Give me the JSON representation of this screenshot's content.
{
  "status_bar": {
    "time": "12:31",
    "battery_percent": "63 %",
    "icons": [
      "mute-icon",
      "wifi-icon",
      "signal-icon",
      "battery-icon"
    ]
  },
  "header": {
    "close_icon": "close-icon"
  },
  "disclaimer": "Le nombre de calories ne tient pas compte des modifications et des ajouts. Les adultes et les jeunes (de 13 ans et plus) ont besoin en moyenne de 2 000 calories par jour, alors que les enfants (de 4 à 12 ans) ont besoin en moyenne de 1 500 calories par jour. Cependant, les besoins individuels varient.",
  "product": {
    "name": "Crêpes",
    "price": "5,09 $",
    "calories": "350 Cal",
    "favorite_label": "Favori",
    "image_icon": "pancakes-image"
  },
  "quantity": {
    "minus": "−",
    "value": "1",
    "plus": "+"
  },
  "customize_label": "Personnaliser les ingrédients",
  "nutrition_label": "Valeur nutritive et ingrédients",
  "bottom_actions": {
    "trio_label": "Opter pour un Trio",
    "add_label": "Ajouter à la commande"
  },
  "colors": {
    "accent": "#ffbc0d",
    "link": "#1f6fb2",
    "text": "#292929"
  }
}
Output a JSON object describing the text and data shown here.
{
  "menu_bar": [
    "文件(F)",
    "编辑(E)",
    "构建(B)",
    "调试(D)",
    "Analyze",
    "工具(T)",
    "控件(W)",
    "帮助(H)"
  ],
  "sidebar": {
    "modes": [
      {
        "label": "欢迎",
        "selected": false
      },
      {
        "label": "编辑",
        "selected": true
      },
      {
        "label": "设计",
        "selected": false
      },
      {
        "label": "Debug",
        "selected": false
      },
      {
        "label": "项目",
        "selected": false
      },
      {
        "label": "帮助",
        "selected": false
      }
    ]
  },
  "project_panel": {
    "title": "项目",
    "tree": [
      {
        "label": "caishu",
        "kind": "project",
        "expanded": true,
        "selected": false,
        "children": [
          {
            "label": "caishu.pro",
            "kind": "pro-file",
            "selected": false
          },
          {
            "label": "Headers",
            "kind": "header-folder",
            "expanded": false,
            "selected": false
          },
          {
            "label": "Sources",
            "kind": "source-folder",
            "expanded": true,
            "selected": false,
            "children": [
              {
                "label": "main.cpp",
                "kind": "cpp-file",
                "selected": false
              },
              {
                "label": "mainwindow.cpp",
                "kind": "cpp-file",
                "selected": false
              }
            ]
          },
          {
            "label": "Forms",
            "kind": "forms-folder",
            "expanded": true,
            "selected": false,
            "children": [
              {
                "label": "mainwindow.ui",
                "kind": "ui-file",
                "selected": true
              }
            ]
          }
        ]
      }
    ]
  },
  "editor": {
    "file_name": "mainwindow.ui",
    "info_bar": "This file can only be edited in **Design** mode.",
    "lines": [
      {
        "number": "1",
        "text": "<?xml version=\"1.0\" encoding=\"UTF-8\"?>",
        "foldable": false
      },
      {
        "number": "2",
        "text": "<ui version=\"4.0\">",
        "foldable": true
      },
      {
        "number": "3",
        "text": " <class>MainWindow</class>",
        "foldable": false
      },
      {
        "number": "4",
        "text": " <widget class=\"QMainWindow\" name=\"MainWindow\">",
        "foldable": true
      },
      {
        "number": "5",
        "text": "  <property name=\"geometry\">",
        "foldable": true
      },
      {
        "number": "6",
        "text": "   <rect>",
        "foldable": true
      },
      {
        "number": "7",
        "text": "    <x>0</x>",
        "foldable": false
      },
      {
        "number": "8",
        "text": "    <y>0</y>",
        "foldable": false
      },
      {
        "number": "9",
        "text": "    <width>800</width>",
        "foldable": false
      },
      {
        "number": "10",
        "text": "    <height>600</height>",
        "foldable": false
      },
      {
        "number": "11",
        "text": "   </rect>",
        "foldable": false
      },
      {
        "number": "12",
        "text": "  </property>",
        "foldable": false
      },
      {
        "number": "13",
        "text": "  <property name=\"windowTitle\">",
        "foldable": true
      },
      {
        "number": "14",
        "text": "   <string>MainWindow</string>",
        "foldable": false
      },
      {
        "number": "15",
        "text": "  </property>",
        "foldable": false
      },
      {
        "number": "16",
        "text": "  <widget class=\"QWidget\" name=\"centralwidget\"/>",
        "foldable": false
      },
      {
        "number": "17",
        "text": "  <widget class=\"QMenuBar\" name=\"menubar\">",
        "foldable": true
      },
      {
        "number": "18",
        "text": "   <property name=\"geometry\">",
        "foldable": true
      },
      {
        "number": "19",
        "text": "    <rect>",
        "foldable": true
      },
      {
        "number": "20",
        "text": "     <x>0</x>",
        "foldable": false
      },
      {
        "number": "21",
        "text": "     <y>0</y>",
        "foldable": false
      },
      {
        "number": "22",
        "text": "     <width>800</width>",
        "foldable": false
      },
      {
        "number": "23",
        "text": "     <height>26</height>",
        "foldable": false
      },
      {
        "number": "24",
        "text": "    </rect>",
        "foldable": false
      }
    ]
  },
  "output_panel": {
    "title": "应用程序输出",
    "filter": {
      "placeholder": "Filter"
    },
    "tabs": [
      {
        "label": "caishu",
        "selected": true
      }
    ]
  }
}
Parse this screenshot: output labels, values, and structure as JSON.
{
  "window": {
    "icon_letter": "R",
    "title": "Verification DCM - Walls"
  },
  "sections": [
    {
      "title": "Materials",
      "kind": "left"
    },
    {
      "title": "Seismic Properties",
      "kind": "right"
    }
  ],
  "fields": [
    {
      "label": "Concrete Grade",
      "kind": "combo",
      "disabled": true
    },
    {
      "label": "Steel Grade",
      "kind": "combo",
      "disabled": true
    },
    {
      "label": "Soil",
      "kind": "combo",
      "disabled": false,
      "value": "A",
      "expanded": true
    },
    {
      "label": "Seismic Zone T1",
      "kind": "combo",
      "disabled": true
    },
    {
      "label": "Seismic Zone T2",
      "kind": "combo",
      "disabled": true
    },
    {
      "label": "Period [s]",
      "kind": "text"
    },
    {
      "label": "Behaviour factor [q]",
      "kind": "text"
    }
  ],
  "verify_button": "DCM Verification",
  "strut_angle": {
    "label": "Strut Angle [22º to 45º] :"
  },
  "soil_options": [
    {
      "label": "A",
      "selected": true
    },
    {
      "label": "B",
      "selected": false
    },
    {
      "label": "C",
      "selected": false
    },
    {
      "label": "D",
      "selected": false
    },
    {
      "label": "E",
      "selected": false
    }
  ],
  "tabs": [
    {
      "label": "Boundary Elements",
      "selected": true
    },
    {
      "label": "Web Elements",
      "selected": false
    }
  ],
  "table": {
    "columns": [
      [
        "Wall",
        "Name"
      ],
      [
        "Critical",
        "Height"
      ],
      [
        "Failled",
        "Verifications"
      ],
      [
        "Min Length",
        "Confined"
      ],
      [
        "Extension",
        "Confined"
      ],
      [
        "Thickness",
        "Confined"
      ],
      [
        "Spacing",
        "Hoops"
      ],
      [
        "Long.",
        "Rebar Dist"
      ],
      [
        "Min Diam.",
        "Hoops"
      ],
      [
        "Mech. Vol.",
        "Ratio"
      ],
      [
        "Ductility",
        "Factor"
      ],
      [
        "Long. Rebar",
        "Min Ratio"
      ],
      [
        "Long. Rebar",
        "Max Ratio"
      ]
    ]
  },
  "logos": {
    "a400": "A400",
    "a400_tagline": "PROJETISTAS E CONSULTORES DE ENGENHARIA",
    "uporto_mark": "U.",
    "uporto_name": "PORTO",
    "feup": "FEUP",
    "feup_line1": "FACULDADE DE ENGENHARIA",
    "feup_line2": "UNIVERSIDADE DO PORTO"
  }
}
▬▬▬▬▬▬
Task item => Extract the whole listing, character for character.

Result of this task =>
Give me the JSON representation of this screenshot's content.
{
  "status_bar": {
    "time": "12:31",
    "battery_percent": "63 %",
    "icons": [
      "mute-icon",
      "wifi-icon",
      "signal-icon",
      "battery-icon"
    ]
  },
  "header": {
    "close_icon": "close-icon"
  },
  "disclaimer": "Le nombre de calories ne tient pas compte des modifications et des ajouts. Les adultes et les jeunes (de 13 ans et plus) ont besoin en moyenne de 2 000 calories par jour, alors que les enfants (de 4 à 12 ans) ont besoin en moyenne de 1 500 calories par jour. Cependant, les besoins individuels varient.",
  "product": {
    "name": "Crêpes",
    "price": "5,09 $",
    "calories": "350 Cal",
    "favorite_label": "Favori",
    "image_icon": "pancakes-image"
  },
  "quantity": {
    "minus": "−",
    "value": "1",
    "plus": "+"
  },
  "customize_label": "Personnaliser les ingrédients",
  "nutrition_label": "Valeur nutritive et ingrédients",
  "bottom_actions": {
    "trio_label": "Opter pour un Trio",
    "add_label": "Ajouter à la commande"
  },
  "colors": {
    "accent": "#ffbc0d",
    "link": "#1f6fb2",
    "text": "#292929"
  }
}
Output a JSON object describing the text and data shown here.
{
  "menu_bar": [
    "文件(F)",
    "编辑(E)",
    "构建(B)",
    "调试(D)",
    "Analyze",
    "工具(T)",
    "控件(W)",
    "帮助(H)"
  ],
  "sidebar": {
    "modes": [
      {
        "label": "欢迎",
        "selected": false
      },
      {
        "label": "编辑",
        "selected": true
      },
      {
        "label": "设计",
        "selected": false
      },
      {
        "label": "Debug",
        "selected": false
      },
      {
        "label": "项目",
        "selected": false
      },
      {
        "label": "帮助",
        "selected": false
      }
    ]
  },
  "project_panel": {
    "title": "项目",
    "tree": [
      {
        "label": "caishu",
        "kind": "project",
        "expanded": true,
        "selected": false,
        "children": [
          {
            "label": "caishu.pro",
            "kind": "pro-file",
            "selected": false
          },
          {
            "label": "Headers",
            "kind": "header-folder",
            "expanded": false,
            "selected": false
          },
          {
            "label": "Sources",
            "kind": "source-folder",
            "expanded": true,
            "selected": false,
            "children": [
              {
                "label": "main.cpp",
                "kind": "cpp-file",
                "selected": false
              },
              {
                "label": "mainwindow.cpp",
                "kind": "cpp-file",
                "selected": false
              }
            ]
          },
          {
            "label": "Forms",
            "kind": "forms-folder",
            "expanded": true,
            "selected": false,
            "children": [
              {
                "label": "mainwindow.ui",
                "kind": "ui-file",
                "selected": true
              }
            ]
          }
        ]
      }
    ]
  },
  "editor": {
    "file_name": "mainwindow.ui",
    "info_bar": "This file can only be edited in **Design** mode.",
    "lines": [
      {
        "number": "1",
        "text": "<?xml version=\"1.0\" encoding=\"UTF-8\"?>",
        "foldable": false
      },
      {
        "number": "2",
        "text": "<ui version=\"4.0\">",
        "foldable": true
      },
      {
        "number": "3",
        "text": " <class>MainWindow</class>",
        "foldable": false
      },
      {
        "number": "4",
        "text": " <widget class=\"QMainWindow\" name=\"MainWindow\">",
        "foldable": true
      },
      {
        "number": "5",
        "text": "  <property name=\"geometry\">",
        "foldable": true
      },
      {
        "number": "6",
        "text": "   <rect>",
        "foldable": true
      },
      {
        "number": "7",
        "text": "    <x>0</x>",
        "foldable": false
      },
      {
        "number": "8",
        "text": "    <y>0</y>",
        "foldable": false
      },
      {
        "number": "9",
        "text": "    <width>800</width>",
        "foldable": false
      },
      {
        "number": "10",
        "text": "    <height>600</height>",
        "foldable": false
      },
      {
        "number": "11",
        "text": "   </rect>",
        "foldable": false
      },
      {
        "number": "12",
        "text": "  </property>",
        "foldable": false
      },
      {
        "number": "13",
        "text": "  <property name=\"windowTitle\">",
        "foldable": true
      },
      {
        "number": "14",
        "text": "   <string>MainWindow</string>",
        "foldable": false
      },
      {
        "number": "15",
        "text": "  </property>",
        "foldable": false
      },
      {
        "number": "16",
        "text": "  <widget class=\"QWidget\" name=\"centralwidget\"/>",
        "foldable": false
      },
      {
        "number": "17",
        "text": "  <widget class=\"QMenuBar\" name=\"menubar\">",
        "foldable": true
      },
      {
        "number": "18",
        "text": "   <property name=\"geometry\">",
        "foldable": true
      },
      {
        "number": "19",
        "text": "    <rect>",
        "foldable": true
      },
      {
        "number": "20",
        "text": "     <x>0</x>",
        "foldable": false
      },
      {
        "number": "21",
        "text": "     <y>0</y>",
        "foldable": false
      },
      {
        "number": "22",
        "text": "     <width>800</width>",
        "foldable": false
      },
      {
        "number": "23",
        "text": "     <height>26</height>",
        "foldable": false
      },
      {
        "number": "24",
        "text": "    </rect>",
        "foldable": false
      }
    ]
  },
  "output_panel": {
    "title": "应用程序输出",
    "filter": {
      "placeholder": "Filter"
    },
    "tabs": [
      {
        "label": "caishu",
        "selected": true
      }
    ]
  }
}
Parse this screenshot: output labels, values, and structure as JSON.
{
  "window": {
    "icon_letter": "R",
    "title": "Verification DCM - Walls"
  },
  "sections": [
    {
      "title": "Materials",
      "kind": "left"
    },
    {
      "title": "Seismic Properties",
      "kind": "right"
    }
  ],
  "fields": [
    {
      "label": "Concrete Grade",
      "kind": "combo",
      "disabled": true
    },
    {
      "label": "Steel Grade",
      "kind": "combo",
      "disabled": true
    },
    {
      "label": "Soil",
      "kind": "combo",
      "disabled": false,
      "value": "A",
      "expanded": true
    },
    {
      "label": "Seismic Zone T1",
      "kind": "combo",
      "disabled": true
    },
    {
      "label": "Seismic Zone T2",
      "kind": "combo",
      "disabled": true
    },
    {
      "label": "Period [s]",
      "kind": "text"
    },
    {
      "label": "Behaviour factor [q]",
      "kind": "text"
    }
  ],
  "verify_button": "DCM Verification",
  "strut_angle": {
    "label": "Strut Angle [22º to 45º] :"
  },
  "soil_options": [
    {
      "label": "A",
      "selected": true
    },
    {
      "label": "B",
      "selected": false
    },
    {
      "label": "C",
      "selected": false
    },
    {
      "label": "D",
      "selected": false
    },
    {
      "label": "E",
      "selected": false
    }
  ],
  "tabs": [
    {
      "label": "Boundary Elements",
      "selected": true
    },
    {
      "label": "Web Elements",
      "selected": false
    }
  ],
  "table": {
    "columns": [
      [
        "Wall",
        "Name"
      ],
      [
        "Critical",
        "Height"
      ],
      [
        "Failled",
        "Verifications"
      ],
      [
        "Min Length",
        "Confined"
      ],
      [
        "Extension",
        "Confined"
      ],
      [
        "Thickness",
        "Confined"
      ],
      [
        "Spacing",
        "Hoops"
      ],
      [
        "Long.",
        "Rebar Dist"
      ],
      [
        "Min Diam.",
        "Hoops"
      ],
      [
        "Mech. Vol.",
        "Ratio"
      ],
      [
        "Ductility",
        "Factor"
      ],
      [
        "Long. Rebar",
        "Min Ratio"
      ],
      [
        "Long. Rebar",
        "Max Ratio"
      ]
    ]
  },
  "logos": {
    "a400": "A400",
    "a400_tagline": "PROJETISTAS E CONSULTORES DE ENGENHARIA",
    "uporto_mark": "U.",
    "uporto_name": "PORTO",
    "feup": "FEUP",
    "feup_line1": "FACULDADE DE ENGENHARIA",
    "feup_line2": "UNIVERSIDADE DO PORTO"
  }
}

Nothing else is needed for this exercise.